What is required
Return, from the listing below, every line that includes "selected".

(Material provided)

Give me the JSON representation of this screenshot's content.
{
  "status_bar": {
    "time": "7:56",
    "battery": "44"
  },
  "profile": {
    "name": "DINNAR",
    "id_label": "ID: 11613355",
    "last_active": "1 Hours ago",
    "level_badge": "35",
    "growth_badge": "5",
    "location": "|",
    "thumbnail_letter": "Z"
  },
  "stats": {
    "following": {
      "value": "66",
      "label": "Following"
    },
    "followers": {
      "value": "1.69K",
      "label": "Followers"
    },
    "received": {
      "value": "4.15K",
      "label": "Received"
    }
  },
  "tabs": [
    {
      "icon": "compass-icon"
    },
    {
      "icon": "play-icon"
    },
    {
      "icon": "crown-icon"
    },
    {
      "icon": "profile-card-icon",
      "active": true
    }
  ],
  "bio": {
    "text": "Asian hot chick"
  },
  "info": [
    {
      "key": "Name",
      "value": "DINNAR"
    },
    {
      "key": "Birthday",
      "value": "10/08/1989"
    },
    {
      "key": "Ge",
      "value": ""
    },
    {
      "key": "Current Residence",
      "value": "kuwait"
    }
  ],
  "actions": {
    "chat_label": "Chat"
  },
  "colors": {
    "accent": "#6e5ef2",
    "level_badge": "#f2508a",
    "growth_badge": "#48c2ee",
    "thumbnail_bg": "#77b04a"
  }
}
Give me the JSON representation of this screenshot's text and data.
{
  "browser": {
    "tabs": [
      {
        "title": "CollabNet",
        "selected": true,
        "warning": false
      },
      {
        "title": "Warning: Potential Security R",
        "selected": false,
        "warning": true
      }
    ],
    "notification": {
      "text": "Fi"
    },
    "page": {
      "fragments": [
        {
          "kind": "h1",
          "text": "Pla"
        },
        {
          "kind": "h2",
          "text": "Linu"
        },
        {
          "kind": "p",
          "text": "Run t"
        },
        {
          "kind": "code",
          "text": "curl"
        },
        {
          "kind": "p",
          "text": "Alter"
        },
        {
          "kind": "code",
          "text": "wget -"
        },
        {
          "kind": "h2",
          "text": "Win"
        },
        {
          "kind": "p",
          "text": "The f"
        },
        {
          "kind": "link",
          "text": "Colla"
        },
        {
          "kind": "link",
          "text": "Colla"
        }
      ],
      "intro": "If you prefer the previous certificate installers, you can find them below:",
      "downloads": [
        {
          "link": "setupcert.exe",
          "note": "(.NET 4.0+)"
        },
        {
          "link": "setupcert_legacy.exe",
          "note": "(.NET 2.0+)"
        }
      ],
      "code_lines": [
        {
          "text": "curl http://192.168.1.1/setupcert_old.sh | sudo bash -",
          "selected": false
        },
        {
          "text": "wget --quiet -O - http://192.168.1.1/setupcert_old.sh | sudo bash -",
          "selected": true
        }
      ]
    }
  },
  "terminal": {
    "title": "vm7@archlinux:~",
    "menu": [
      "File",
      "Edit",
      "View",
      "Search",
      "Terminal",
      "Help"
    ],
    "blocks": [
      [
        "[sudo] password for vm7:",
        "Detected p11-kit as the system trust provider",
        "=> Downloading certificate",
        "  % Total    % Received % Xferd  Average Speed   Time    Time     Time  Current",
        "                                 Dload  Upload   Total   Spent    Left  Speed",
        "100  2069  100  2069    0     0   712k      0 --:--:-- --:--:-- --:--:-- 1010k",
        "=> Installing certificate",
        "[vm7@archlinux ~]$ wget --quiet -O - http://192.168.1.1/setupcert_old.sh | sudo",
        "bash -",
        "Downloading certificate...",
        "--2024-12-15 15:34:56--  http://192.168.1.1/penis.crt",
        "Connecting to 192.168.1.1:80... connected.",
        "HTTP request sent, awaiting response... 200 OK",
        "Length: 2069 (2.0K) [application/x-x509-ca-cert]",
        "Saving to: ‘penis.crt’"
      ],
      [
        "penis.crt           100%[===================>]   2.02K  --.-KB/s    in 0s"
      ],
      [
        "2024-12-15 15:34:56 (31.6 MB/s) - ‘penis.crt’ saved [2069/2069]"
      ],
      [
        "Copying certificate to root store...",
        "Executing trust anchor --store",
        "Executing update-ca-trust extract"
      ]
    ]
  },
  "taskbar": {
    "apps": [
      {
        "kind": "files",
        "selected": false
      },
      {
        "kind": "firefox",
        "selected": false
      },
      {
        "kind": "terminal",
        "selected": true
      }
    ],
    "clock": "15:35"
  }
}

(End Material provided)

Output for this task
        "selected": true,
        "selected": false,
          "selected": false
          "selected": true
        "selected": false
        "selected": false
        "selected": true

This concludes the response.